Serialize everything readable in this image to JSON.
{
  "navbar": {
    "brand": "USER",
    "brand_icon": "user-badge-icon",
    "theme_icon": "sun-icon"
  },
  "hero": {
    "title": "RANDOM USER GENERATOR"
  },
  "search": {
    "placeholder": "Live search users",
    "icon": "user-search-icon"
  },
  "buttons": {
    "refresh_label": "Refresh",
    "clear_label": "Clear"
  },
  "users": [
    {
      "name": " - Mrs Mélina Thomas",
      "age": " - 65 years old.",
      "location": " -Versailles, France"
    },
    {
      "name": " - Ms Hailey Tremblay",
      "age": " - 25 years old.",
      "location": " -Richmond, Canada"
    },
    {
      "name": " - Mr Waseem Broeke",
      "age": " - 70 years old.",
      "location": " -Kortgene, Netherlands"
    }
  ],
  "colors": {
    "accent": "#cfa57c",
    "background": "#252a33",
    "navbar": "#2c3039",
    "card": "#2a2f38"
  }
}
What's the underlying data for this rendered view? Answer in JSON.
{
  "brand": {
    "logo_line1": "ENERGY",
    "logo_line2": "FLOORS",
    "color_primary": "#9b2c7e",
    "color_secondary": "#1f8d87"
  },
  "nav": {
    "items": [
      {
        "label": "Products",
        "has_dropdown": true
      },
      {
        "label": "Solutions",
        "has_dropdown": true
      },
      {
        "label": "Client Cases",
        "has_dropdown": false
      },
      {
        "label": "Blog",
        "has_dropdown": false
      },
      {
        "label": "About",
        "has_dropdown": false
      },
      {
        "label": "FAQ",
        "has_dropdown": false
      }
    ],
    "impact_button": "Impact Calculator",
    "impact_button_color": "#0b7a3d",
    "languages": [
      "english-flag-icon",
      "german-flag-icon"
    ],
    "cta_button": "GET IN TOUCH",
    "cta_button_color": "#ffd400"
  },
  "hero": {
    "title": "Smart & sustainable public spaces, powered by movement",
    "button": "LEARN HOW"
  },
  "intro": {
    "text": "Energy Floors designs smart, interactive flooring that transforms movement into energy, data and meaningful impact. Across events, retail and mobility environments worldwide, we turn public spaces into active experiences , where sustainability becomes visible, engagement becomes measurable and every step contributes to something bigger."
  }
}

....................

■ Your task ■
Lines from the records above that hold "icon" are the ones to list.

■ Solution below ■
    "brand_icon": "user-badge-icon",
    "theme_icon": "sun-icon"
    "icon": "user-search-icon"
      "english-flag-icon",
      "german-flag-icon"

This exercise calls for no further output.